Gozi Anyanwu, a fifth grade teacher at Hudnall Elementary in Inglewood, said she marched because May Day is a day of coming together.
“I’m here to celebrate teachers, students, parents, families, working people,” said Anyanwu, a first-time participant at the march and an educator for 18 years. “I love my students, I love my parents, I love my school and I’m here to march for them.”
Lola Smallwood, co-founder of the LA Black Worker Center, said that the organization has always supported the march, but felt like this year was especially important to unify with the immigrant rights struggle.
“We’re here today representing the new era of worker rights organizing that brings immigrant workers and black workers together for justice,” Smallwood said. “This kind of unity is really important.
“Black families have been torn apart by governmental policies, black families have been devastated by economic policies, black families have been treated less than human beings for a very long time in this country,” she added, calling the black community a “canary in the mine.”
For Paula Minor, a former administrative worker for the city of Los Angeles and college counselor, the day was an opportunity to highlight the serious problems employees face today.
“The majority of workers are low paid, the number of jobs are shrinking … and the number of jobs for African Americans are greatly shrinking, so I think it’s important to stand up,” Minor said. “We think that our knowledge and experience of struggle in Los Angeles in this country is really important. [We need] to connect that black struggle with the immigrant rights struggle.”
Since retiring, Minor said she has dedicated all of her time to Black Lives Matter.
Nan Whitfield, a public defender for the county, felt that she needed to march to send a message that “we are united and will never be divided.”
“I just love it here because of all the diversity,” Whitfield said. “Different ages, different races, different ethnic groups. This is America, right here, on the streets of L.A., and I’m glad to be a part of it.”
For William Gonzalez, who served two years in Vietnam as a corporal in the U.S. Marine Corps, the march was about recognizing the more than 100,000 American soldiers that have been deported.

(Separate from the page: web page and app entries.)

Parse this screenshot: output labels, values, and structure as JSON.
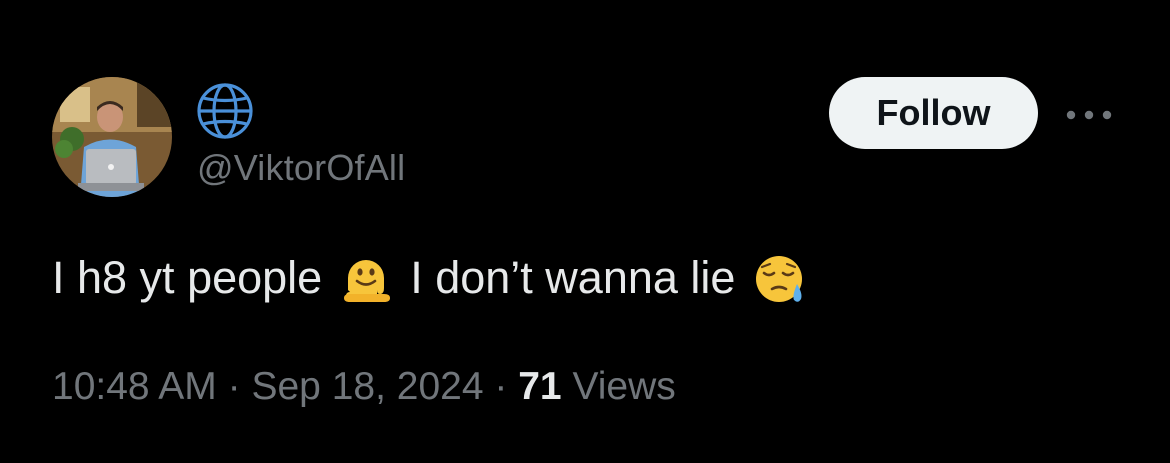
{
  "author": {
    "avatar_icon": "profile-photo-man-with-laptop",
    "display_name_icon": "globe-icon",
    "handle": "@ViktorOfAll"
  },
  "actions": {
    "follow_label": "Follow",
    "more_icon": "more-dots-icon"
  },
  "tweet": {
    "text_part1": "I h8 yt people",
    "emoji1": "melting-face-emoji",
    "text_part2": "I don’t wanna lie",
    "emoji2": "sleepy-face-emoji"
  },
  "meta": {
    "time": "10:48 AM",
    "separator1": "·",
    "date": "Sep 18, 2024",
    "separator2": "·",
    "views_count": "71",
    "views_label": "Views"
  },
  "colors": {
    "background": "#000000",
    "primary_text": "#e7e9ea",
    "secondary_text": "#71767b",
    "follow_bg": "#eff3f4",
    "follow_text": "#0f1419",
    "globe_blue": "#4a90d9"
  }
}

“Donald Trump and his administration are deporting veterans and I don’t like that,” Gonzalez said.
Georgina Serrano, who is unemployed and marched with TRUST South LA, marched for worker’s rights and affordable housing.
“I’ve been homeless for more than two years, sleeping on my friend’s couch,” Serrano said. “I think there’s an incredible need for affordable housing, and also for the homeless people who are using the city as a reserve, which affects everybody.”
After the 2.3-mile march, protesters rallied in front of City Hall and were greeted with live performances by Inner City Dwellers and Tom Morello from Rage Against the Machine.
Edward Coggon, a retired attorney investigator, took refuge from the heat beneath a tree after the march.
“If you have people being herded like animals from South America to Canada, anybody that’s ever been in church for a couple of minutes, knows that that kind of crap is wrong,” he said about why he marched.
Mayor Eric Garcetti and representatives of participating organizations took to the stage at City Hall to share messages of resistance and unity.
“Los Angeles, we define you by what’s in your heart, not by what’s on your face, not by what’s in your pocket,” Garcetti said to the crowd of thousands. “Here in Los Angeles, we show love is stronger than hate, and it matters less who’s in the White House. It matters who’s in this house.”
As Garcetti addressed the immigrant workers and the continual threat they face under the current administration, protesters chanted: “Eric Garcetti, declare sanctuary!” The chant was in reference to the mayor’s hesitancy to declare Los Angeles a sanctuary city for undocumented immigrants.
Police set up a skirmish line to separate the pro- and anti-Trump forces in the Civic Center area. Both sides shouted back and forth, often using profanities, but there were no reports of any physical confrontations.
One person was reportedly arrested for burning an American flag. There were no other reports of arrests.